(Update: I’ve added a new article of interest at the bottom of this post that might explain why Steelhead pulled out)
You have no doubt heard that Steelhead LNG announced a “pause” in pursuit of their large floating LNG plant at Sarita Bay in partnership with Hu-ay-aht First Nation. Their website “news” area has not been updated since December and contains no update on this event.
Huu-ay-aht First Nation released an open letter to their members dated February 15, 2019 expressing that it was “deeply disappointment” in the decision. Hashilthsa, Alberni Valley News, Globe and Mail, CBC, CHEK, and CTV, all covered the announcement among others.
The story has been muddied somewhat by a report at Upstream news, an oil and gas trade publication, seeming to suggest the project may still continue. The rest of the article appears to be behind a pay wall.
Steelhead LNG has confirmed that the Kwispaa liquefied natural gas export project in western Canada will move ahead despite the company’s decision last week to halt work amid an intensifying national debate over new oil…
www.upstreamonline.com/live/1707117/steelhead-vows-to-stick-with-kwispaa-lng – February 20, 2019
However, consulting firm First Nations Wildcrafters, owned by Tseshaht First Nation community member Keith Hunter posted on Facebook about correspondence received from Steelhead and being informed in a subsequent phone conversation that all Steelhead LNG staff had been terminated effective Friday, February 15 2019.
Today I was a recipient on an email from a Vice President of SLNG confirming they had “paused” the Kwispaa LNG project. Following receipt of that email I was called by SLNG and had a very respectful discussion as to the next steps of SLNG.
What I was told was that last Friday, February 15, 2019 (the date of the Huu-ay-aht Chief Councillor and their Tyee Hawii letter to the citizens of their Nation) that SLNG laid off all staff. This layoff of staff was without prior notice and was effective immediately.
In a further post to the Facebook page today he notified readers that he submitted a formal request to the Canadian Environmental Assessment Agency (CEAA) and BC Environment Assessment Office (BCEAO) to “formally terminate the project review of the proposed Kwispaa LNG Project” based chiefly on their inability to conduct the required proceedings without sufficient human or financial resources.
It would certainly appear that this project is unlikely to continue in its proposed form. From a climate change perspective this project has huge implications for BC and Canada, as I said just over a year ago when representatives from Steelhead came to a Port Alberni Council meeting.

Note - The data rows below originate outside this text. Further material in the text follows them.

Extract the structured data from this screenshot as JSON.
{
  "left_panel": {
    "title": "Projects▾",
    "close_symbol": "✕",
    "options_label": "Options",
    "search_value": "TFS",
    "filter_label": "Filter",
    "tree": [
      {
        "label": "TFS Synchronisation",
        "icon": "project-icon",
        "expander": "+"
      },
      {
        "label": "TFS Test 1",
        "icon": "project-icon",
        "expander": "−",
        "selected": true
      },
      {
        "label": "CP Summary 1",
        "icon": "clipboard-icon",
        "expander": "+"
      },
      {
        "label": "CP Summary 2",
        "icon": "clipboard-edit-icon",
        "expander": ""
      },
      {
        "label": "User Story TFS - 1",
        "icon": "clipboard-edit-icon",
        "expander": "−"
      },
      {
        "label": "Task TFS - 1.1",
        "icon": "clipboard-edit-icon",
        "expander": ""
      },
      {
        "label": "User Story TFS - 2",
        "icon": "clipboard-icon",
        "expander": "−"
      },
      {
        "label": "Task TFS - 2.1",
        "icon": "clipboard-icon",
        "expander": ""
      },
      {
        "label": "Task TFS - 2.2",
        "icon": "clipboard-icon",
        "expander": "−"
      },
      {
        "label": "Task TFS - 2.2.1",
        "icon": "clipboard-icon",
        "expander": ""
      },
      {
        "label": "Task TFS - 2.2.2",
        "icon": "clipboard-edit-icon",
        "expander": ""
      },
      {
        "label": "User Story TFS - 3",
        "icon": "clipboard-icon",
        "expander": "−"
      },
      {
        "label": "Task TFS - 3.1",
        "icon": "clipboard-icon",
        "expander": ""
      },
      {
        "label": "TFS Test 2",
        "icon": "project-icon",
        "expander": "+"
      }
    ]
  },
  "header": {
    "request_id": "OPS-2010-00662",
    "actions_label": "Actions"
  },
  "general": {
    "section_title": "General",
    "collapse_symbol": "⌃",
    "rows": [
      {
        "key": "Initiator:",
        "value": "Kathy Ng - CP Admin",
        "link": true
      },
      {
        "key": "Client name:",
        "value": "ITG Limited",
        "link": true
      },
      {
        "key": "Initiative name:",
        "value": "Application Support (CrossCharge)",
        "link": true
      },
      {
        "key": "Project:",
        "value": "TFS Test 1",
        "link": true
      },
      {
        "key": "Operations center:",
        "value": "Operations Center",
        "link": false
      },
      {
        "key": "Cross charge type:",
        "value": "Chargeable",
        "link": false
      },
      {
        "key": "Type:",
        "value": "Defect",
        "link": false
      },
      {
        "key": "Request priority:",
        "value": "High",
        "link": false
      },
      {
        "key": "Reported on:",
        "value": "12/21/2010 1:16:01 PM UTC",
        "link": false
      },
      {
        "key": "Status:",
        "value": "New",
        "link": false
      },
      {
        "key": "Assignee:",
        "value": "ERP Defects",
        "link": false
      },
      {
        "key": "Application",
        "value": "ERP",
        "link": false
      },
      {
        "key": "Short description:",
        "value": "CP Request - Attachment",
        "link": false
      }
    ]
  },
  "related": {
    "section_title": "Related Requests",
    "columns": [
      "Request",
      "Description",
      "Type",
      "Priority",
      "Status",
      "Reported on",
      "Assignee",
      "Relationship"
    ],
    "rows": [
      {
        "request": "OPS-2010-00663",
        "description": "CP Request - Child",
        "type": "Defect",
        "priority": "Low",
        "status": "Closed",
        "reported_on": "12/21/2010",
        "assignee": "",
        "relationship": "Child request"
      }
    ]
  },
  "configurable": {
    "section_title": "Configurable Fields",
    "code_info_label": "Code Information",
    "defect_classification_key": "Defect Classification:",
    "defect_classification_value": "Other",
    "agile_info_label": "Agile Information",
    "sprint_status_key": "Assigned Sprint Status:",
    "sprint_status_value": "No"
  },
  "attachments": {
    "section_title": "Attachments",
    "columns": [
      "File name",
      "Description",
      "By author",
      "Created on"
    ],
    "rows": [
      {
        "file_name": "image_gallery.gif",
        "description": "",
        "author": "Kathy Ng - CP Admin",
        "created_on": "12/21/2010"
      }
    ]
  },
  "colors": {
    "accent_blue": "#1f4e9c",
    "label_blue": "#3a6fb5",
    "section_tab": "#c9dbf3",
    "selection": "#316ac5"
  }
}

However, the project itself, even in its planning stages, was employing a significant number of people in the Huu-ay-aht First Nation. I recognize and honour their work and the approach they took to this incredibly consequential project. There are good ways forward for the Nation and for the entire community.
I believe the decision that the investors behind Steelhead have taken is one rooted in the reality that massive fossil fuel projects are increasingly risky not just because of opposition from environmental groups, but also because of regulatory changes as governments finally start to get serious about reducing GHG emissions.
I look forward to seeing Huu-ay-aht use the considerable experience it gained from this venture to apply to other projects. I have no doubt they will continue to thrive.
Update – – Did Steelhead Lose its potential NG supplier?
Late on Wednesday evening I came across an article from the Financial Post.
Frustrated by persistently low prices for their product, Seven Generations Energy Ltd, Peyto Exploration and Development Corp. and Advantage Oil & Gas Ltd. and seven other producers have formed a consortium with the aim of building a new liquefied natural gas export project in Canada.
The interesting part is that the apparent leader in this initiative, Seven Generations Energy, announced a partnership with Steelhead LNG in 2016.
CALGARY, ALBERTA–(Marketwired – Sept. 19, 2016) – Seven Generations Energy Ltd. (TSX:VII) has entered into a development agreement with Vancouver’s Steelhead LNG to explore infrastructure development and open new overseas markets for Canadian natural gas. 7G has also acquired a minority ownership interest in Steelhead LNG.
So it appears that Seven Generations may have pulled out of the agreement with Steelhead and instead decided to form an alliance that would create its own LNG export facility.
If these two items are linked, then it would go a long way to explain the sudden change in prospects for Steelhead.